The NFER, admitting that this is surprising, explains that no significant association was found between poverty and happiness once other influences had been taken into account. It doesn’t say, however, if it considered the association between poverty and those other influences – which include worrying about parents, worrying about money, being a victim of crime, and whether or not the family sits down to eat a meal together.

It looks as if policy-making may increasingly be justified by this sort of analysis. David Cameron has asked the Office of National Statistics to find a new way to measure ‘wellbeing’ in Britain – so that we measure progress not by ‘how well the economy is doing’ (or how many children are living in poverty) but by how happy we are (or say we are). He can then justify making the poorest families even poorer. The government may be scrapping the education maintenance allowance, child trust funds and the health in pregnancy grant; freezing child benefit (for those that still receive it); changing tax credits (removing some elements, cutting or freezing others);cutting housing benefit; and making it harder to get emergency grants for families in crisis – but let’s not worry about any of that because happiness doesn’t result from living above the poverty line anyway.

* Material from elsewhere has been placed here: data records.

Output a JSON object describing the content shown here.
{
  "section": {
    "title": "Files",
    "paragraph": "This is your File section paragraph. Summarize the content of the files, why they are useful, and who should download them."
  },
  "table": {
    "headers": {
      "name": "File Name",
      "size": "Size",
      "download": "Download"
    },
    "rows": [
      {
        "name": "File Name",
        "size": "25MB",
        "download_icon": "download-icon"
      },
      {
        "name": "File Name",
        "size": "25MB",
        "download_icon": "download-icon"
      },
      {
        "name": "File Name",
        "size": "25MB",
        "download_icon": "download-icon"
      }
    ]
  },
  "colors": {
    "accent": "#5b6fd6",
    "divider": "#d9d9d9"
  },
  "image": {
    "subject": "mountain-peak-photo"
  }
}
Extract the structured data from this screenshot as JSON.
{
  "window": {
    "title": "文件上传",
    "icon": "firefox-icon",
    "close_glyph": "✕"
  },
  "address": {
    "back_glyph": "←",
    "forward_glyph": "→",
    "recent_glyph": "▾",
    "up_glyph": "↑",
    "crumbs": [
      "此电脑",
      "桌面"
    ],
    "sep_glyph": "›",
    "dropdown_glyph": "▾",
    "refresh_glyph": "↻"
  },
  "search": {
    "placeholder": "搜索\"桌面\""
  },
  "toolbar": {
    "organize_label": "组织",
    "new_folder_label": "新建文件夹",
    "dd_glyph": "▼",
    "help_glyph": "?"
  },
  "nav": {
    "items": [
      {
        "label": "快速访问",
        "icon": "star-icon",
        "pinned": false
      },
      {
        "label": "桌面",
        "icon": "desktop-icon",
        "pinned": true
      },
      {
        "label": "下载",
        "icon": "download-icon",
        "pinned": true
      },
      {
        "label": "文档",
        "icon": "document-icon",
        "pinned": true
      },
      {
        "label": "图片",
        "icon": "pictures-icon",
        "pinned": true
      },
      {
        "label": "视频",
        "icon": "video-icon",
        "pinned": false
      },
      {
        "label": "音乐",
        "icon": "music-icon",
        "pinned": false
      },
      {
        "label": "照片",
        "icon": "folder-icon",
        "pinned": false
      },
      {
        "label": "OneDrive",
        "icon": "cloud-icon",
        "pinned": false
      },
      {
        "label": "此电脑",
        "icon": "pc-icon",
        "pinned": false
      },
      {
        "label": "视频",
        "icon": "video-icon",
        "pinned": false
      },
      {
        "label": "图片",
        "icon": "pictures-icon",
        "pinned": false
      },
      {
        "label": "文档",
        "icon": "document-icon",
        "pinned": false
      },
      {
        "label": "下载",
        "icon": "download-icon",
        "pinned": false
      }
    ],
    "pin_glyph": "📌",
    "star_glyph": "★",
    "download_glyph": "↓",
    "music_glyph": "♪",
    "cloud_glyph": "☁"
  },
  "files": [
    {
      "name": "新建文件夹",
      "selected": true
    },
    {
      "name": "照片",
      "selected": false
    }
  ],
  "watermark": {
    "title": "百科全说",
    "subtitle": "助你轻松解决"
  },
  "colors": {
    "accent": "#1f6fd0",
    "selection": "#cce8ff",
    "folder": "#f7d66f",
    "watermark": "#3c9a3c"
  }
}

Child Poverty Action Group has calculated that a baby born to a low-income family after April 2011 will be around £1500 worse off compared to a sibling born in April 2010, and that a couple with children, one working 20 hours a week on minimum wage and the other on contributory employment and support allowance, could lose £168.31 a week. And those families won’t be less happy? We’ll see about that.